|Tuesday, June 14, 2011, Hotel Golf Jupiter I, 11:00 - 12:30|
Juergen Seitz, Professor
DHBW Heidenheim, Germany
Wilfred V. Huang, Professor
Koncar, Healthcare Business Development Director
Nilmini Wickramasinghe, Professor
It would appear that the introduction of chip-based eHealth card systems is not successful in a large number of countries around the world. Resistance comes not only from patients, but also from doctors, pharmacists, and insurance companies. There is not only resistance because of the expected high cost. In fact, it seems that the control of data and the risk of data misuse are the main reasons.
Yet why do more and more people publish their personal private data by choice in Web 2.0 applications like Facebook. Although misuse of data is well known people do this without hesitation. There is no resistance to do this. Nobody is obliged to do this and a lot of people do it.
is: Are there perhaps other paths for a successful implementation of
such systems? Another question is: Do we need a single solution in each
country. There is already inconsequence in the process of implementation.
There are many reasons mentioned that there is only one single system in
a country. Does this make sense? Why should there be different, non-compatible
systems in each country of a global world
We use for
example a large variety of online banking solutions. These software
solutions are interfaces to the global financial transaction system.
Different banks use different systems for authentification. This is not
a problem for the system. Credit, debit and other bank cards even still
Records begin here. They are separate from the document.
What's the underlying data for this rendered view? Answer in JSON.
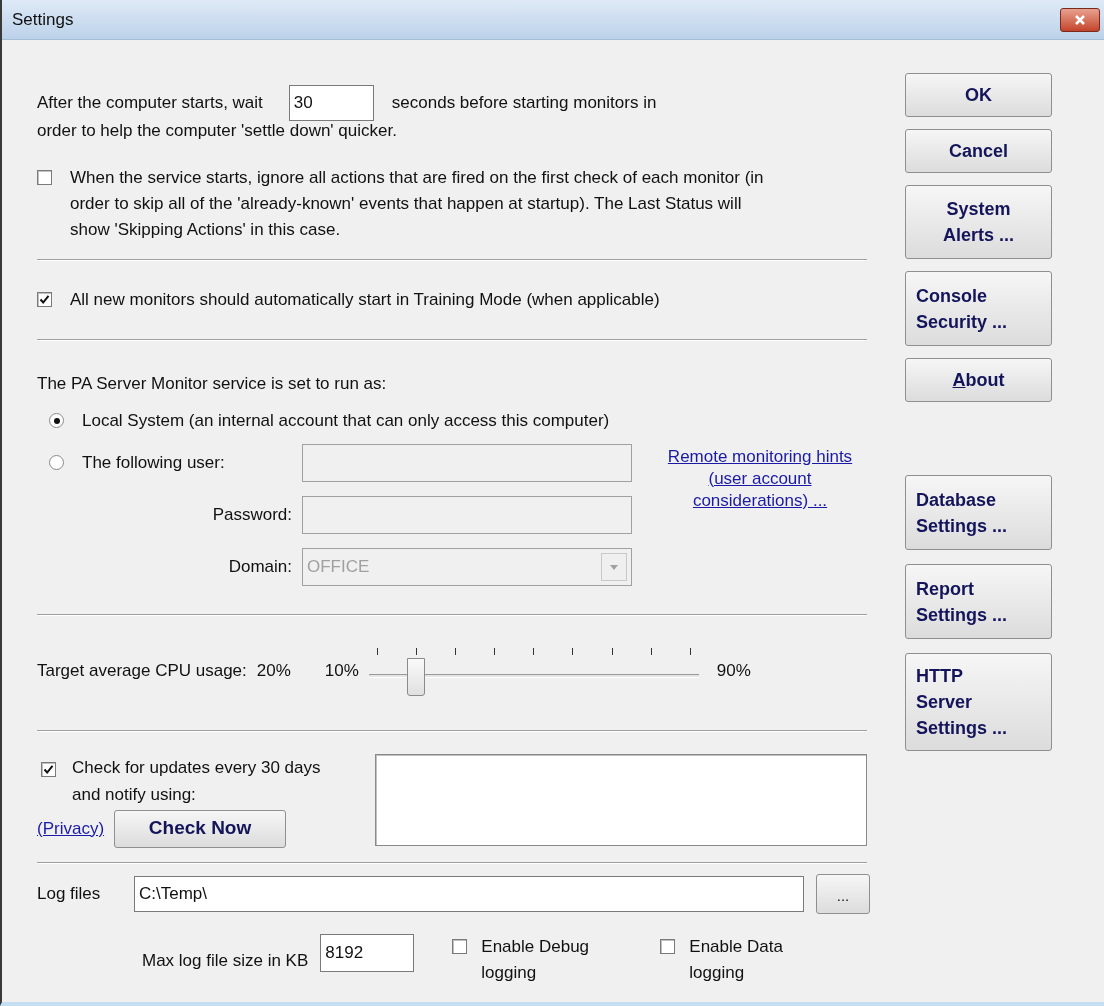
{
  "window": {
    "title": "Settings"
  },
  "startup_delay": {
    "label_before": "After the computer starts, wait",
    "value": "30",
    "label_after": "seconds before starting monitors in",
    "label_line2": "order to help the computer 'settle down' quicker."
  },
  "skip_actions": {
    "checked": false,
    "label": "When the service starts, ignore all actions that are fired on the first check of each monitor (in order to skip all of the 'already-known' events that happen at startup). The Last Status will show 'Skipping Actions' in this case."
  },
  "training_mode": {
    "checked": true,
    "label": "All new monitors should automatically start in Training Mode (when applicable)"
  },
  "service_account": {
    "heading": "The PA Server Monitor service is set to run as:",
    "options": [
      {
        "label": "Local System (an internal account that can only access this computer)",
        "selected": true
      },
      {
        "label": "The following user:",
        "selected": false
      }
    ],
    "fields_disabled": true,
    "password_label": "Password:",
    "domain_label": "Domain:",
    "domain_value": "OFFICE",
    "hints_link": [
      "Remote monitoring hints",
      "(user account",
      "considerations) ..."
    ]
  },
  "cpu": {
    "label": "Target average CPU usage:",
    "reading": "20%",
    "min_label": "10%",
    "max_label": "90%",
    "level": 0.125
  },
  "updates": {
    "checked": true,
    "label": "Check for updates every 30 days and notify using:",
    "privacy_link": "(Privacy)",
    "check_button": "Check Now"
  },
  "logging": {
    "label": "Log files",
    "path": "C:\\Temp\\",
    "browse_button": "...",
    "max_size_label": "Max log file size in KB",
    "max_size": "8192",
    "options": [
      {
        "label": "Enable Debug logging",
        "checked": false
      },
      {
        "label": "Enable Data logging",
        "checked": false
      }
    ]
  },
  "buttons": [
    {
      "lines": [
        "OK"
      ]
    },
    {
      "lines": [
        "Cancel"
      ]
    },
    {
      "lines": [
        "System",
        "Alerts ..."
      ]
    },
    {
      "lines": [
        "Console",
        "Security ..."
      ]
    },
    {
      "access_key": "A",
      "lines": [
        "bout"
      ]
    }
  ],
  "settings_buttons": [
    {
      "lines": [
        "Database",
        "Settings ..."
      ]
    },
    {
      "lines": [
        "Report",
        "Settings ..."
      ]
    },
    {
      "lines": [
        "HTTP",
        "Server",
        "Settings ..."
      ]
    }
  ]
}
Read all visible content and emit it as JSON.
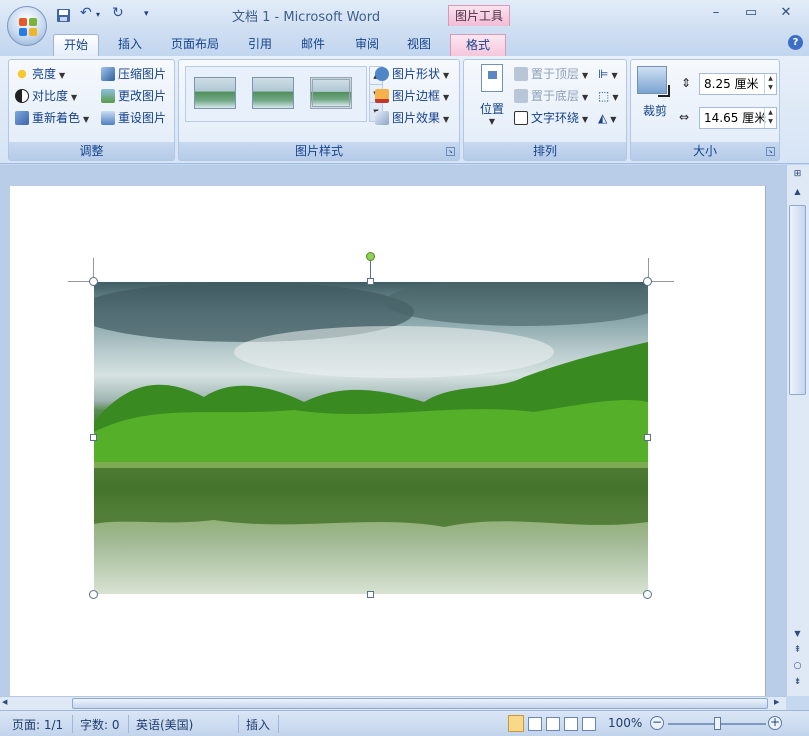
{
  "window": {
    "title": "文档 1 - Microsoft Word",
    "tool_context": "图片工具",
    "min": "–",
    "max": "▭",
    "close": "✕"
  },
  "qat": {
    "save": "save-icon",
    "undo": "↶",
    "redo": "↻",
    "customize": "▾"
  },
  "tabs": [
    {
      "label": "开始"
    },
    {
      "label": "插入"
    },
    {
      "label": "页面布局"
    },
    {
      "label": "引用"
    },
    {
      "label": "邮件"
    },
    {
      "label": "审阅"
    },
    {
      "label": "视图"
    },
    {
      "label": "格式"
    }
  ],
  "help": "?",
  "ribbon": {
    "adjust": {
      "label": "调整",
      "brightness": "亮度",
      "contrast": "对比度",
      "recolor": "重新着色",
      "compress": "压缩图片",
      "change": "更改图片",
      "reset": "重设图片"
    },
    "styles": {
      "label": "图片样式",
      "shape": "图片形状",
      "border": "图片边框",
      "effects": "图片效果"
    },
    "arrange": {
      "label": "排列",
      "position": "位置",
      "front": "置于顶层",
      "back": "置于底层",
      "wrap": "文字环绕"
    },
    "size": {
      "label": "大小",
      "crop": "裁剪",
      "height": "8.25 厘米",
      "width": "14.65 厘米"
    }
  },
  "status": {
    "page": "页面: 1/1",
    "words": "字数: 0",
    "language": "英语(美国)",
    "mode": "插入",
    "zoom": "100%",
    "zoom_level": 1.0
  },
  "colors": {
    "accent": "#15428b",
    "context_tab": "#f5c6db",
    "ribbon": "#dbe6f6"
  }
}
use different data structures to store the data on the card. The card
readers respectively the systems behind know all these different data